**Exercise requirements**
Take the line containing "Extract the structured" and every line below it through the end of the entries, and output them verbatim, pictures excluded.

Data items
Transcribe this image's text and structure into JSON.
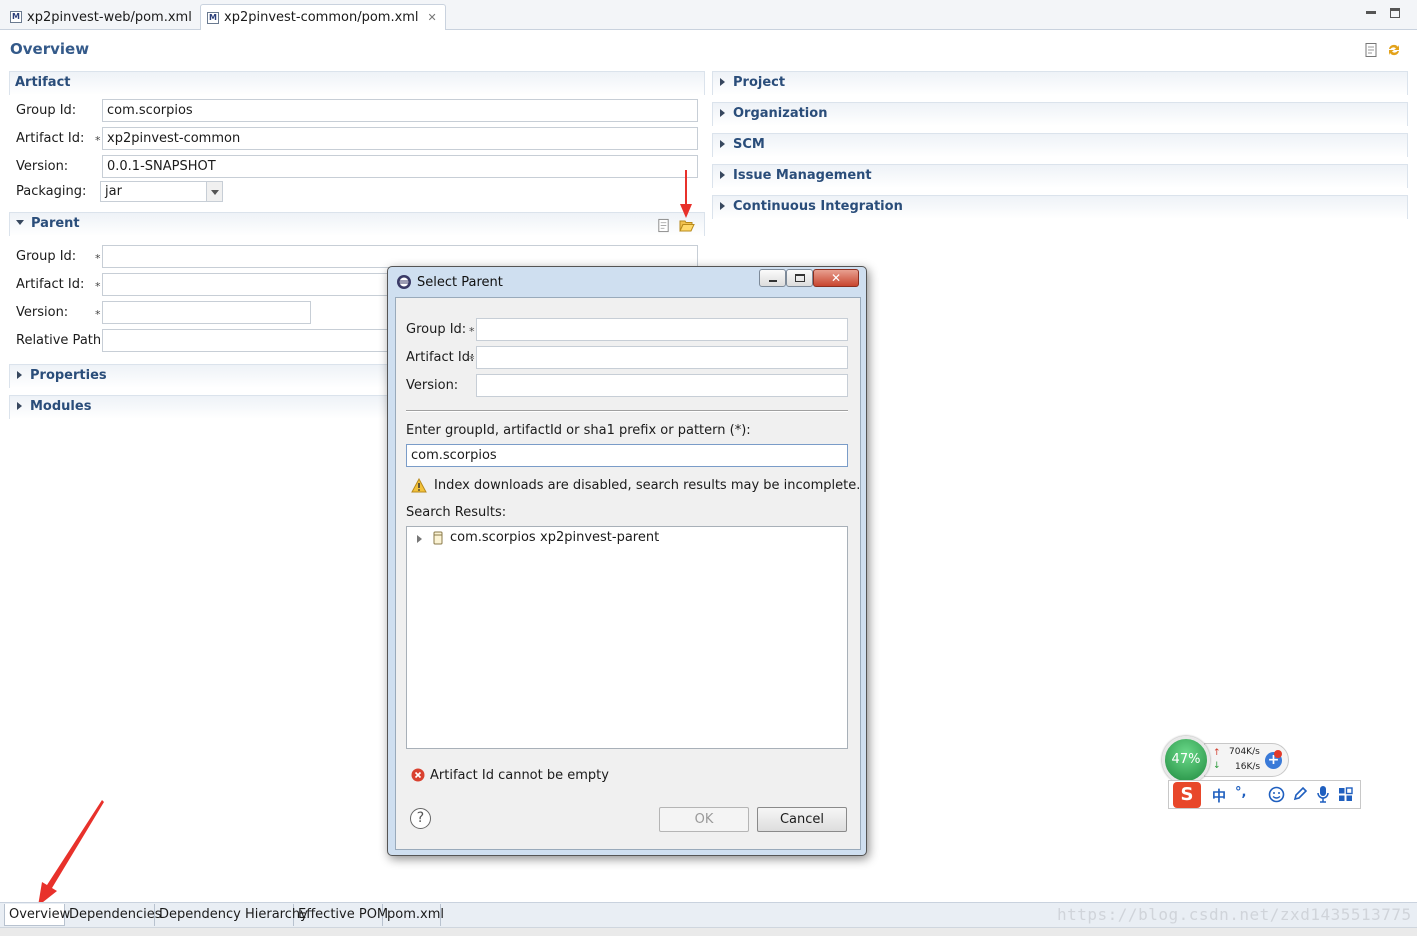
{
  "editor_tabs": [
    {
      "label": "xp2pinvest-web/pom.xml",
      "icon": "maven-pom-icon"
    },
    {
      "label": "xp2pinvest-common/pom.xml",
      "icon": "maven-pom-icon",
      "close": "✕"
    }
  ],
  "overview": {
    "title": "Overview"
  },
  "artifact": {
    "title": "Artifact",
    "group_id_label": "Group Id:",
    "group_id_value": "com.scorpios",
    "artifact_id_label": "Artifact Id:",
    "artifact_id_value": "xp2pinvest-common",
    "version_label": "Version:",
    "version_value": "0.0.1-SNAPSHOT",
    "packaging_label": "Packaging:",
    "packaging_value": "jar",
    "required_marker": "*"
  },
  "parent": {
    "title": "Parent",
    "group_id_label": "Group Id:",
    "group_id_value": "",
    "artifact_id_label": "Artifact Id:",
    "artifact_id_value": "",
    "version_label": "Version:",
    "version_value": "",
    "relative_path_label": "Relative Path:",
    "relative_path_value": "",
    "required_marker": "*"
  },
  "collapsed_left": {
    "properties": "Properties",
    "modules": "Modules"
  },
  "right_sections": [
    "Project",
    "Organization",
    "SCM",
    "Issue Management",
    "Continuous Integration"
  ],
  "dialog": {
    "title": "Select Parent",
    "group_id_label": "Group Id:",
    "group_id_value": "",
    "artifact_id_label": "Artifact Id:",
    "artifact_id_value": "",
    "version_label": "Version:",
    "version_value": "",
    "required_marker": "*",
    "search_label": "Enter groupId, artifactId or sha1 prefix or pattern (*):",
    "search_value": "com.scorpios",
    "warning": "Index downloads are disabled, search results may be incomplete.",
    "results_label": "Search Results:",
    "result_group": "com.scorpios",
    "result_artifact": "xp2pinvest-parent",
    "error": "Artifact Id cannot be empty",
    "ok_label": "OK",
    "cancel_label": "Cancel",
    "help_glyph": "?"
  },
  "bottom_tabs": [
    "Overview",
    "Dependencies",
    "Dependency Hierarchy",
    "Effective POM",
    "pom.xml"
  ],
  "watermark": "https://blog.csdn.net/zxd1435513775",
  "ime_widget": {
    "cpu": "47%",
    "upload": "704K/s",
    "download": "16K/s",
    "lang": "中",
    "punct": "°,",
    "logo_letter": "S"
  },
  "colors": {
    "section_title": "#2a4d7a",
    "overview_title": "#345a8a",
    "annotation_arrow": "#e8312b",
    "ime_green": "#2fa84f",
    "ime_logo": "#e8472a"
  }
}
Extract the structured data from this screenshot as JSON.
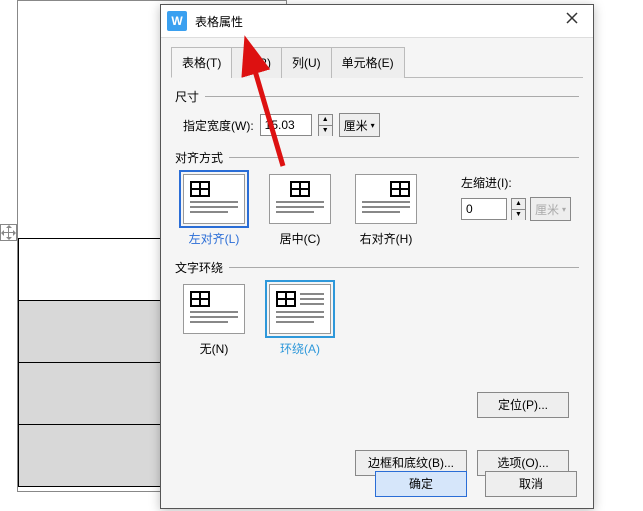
{
  "app_icon": "W",
  "dialog_title": "表格属性",
  "tabs": [
    {
      "label": "表格(T)"
    },
    {
      "label": "行(R)"
    },
    {
      "label": "列(U)"
    },
    {
      "label": "单元格(E)"
    }
  ],
  "groups": {
    "size": {
      "title": "尺寸",
      "width_label": "指定宽度(W):",
      "width_value": "15.03",
      "unit_label": "厘米"
    },
    "align": {
      "title": "对齐方式",
      "options": [
        {
          "label": "左对齐(L)"
        },
        {
          "label": "居中(C)"
        },
        {
          "label": "右对齐(H)"
        }
      ],
      "indent_label": "左缩进(I):",
      "indent_value": "0",
      "indent_unit": "厘米"
    },
    "wrap": {
      "title": "文字环绕",
      "options": [
        {
          "label": "无(N)"
        },
        {
          "label": "环绕(A)"
        }
      ]
    }
  },
  "buttons": {
    "locate": "定位(P)...",
    "border": "边框和底纹(B)...",
    "options": "选项(O)...",
    "ok": "确定",
    "cancel": "取消"
  }
}
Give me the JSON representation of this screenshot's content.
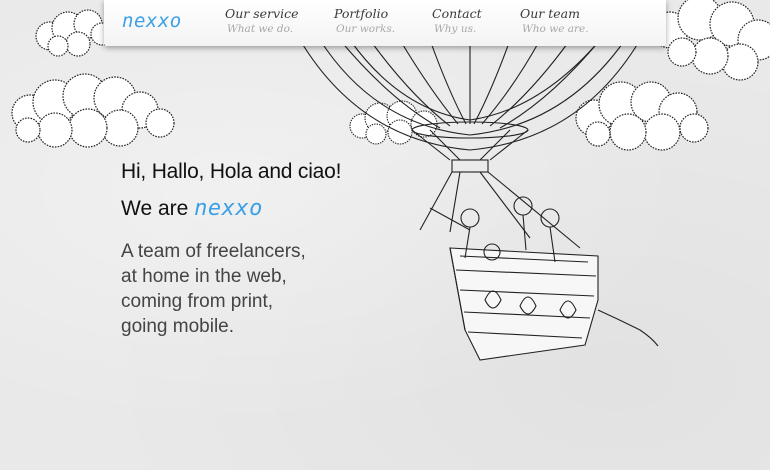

**Response to the exercise**
Extract the structured data from this screenshot as JSON.
{
  "app_icon": "W",
  "dialog_title": "表格属性",
  "tabs": [
    {
      "label": "表格(T)"
    },
    {
      "label": "行(R)"
    },
    {
      "label": "列(U)"
    },
    {
      "label": "单元格(E)"
    }
  ],
  "groups": {
    "size": {
      "title": "尺寸",
      "width_label": "指定宽度(W):",
      "width_value": "15.03",
      "unit_label": "厘米"
    },
    "align": {
      "title": "对齐方式",
      "options": [
        {
          "label": "左对齐(L)"
        },
        {
          "label": "居中(C)"
        },
        {
          "label": "右对齐(H)"
        }
      ],
      "indent_label": "左缩进(I):",
      "indent_value": "0",
      "indent_unit": "厘米"
    },
    "wrap": {
      "title": "文字环绕",
      "options": [
        {
          "label": "无(N)"
        },
        {
          "label": "环绕(A)"
        }
      ]
    }
  },
  "buttons": {
    "locate": "定位(P)...",
    "border": "边框和底纹(B)...",
    "options": "选项(O)...",
    "ok": "确定",
    "cancel": "取消"
  }
}
Give me the JSON representation of this screenshot's content.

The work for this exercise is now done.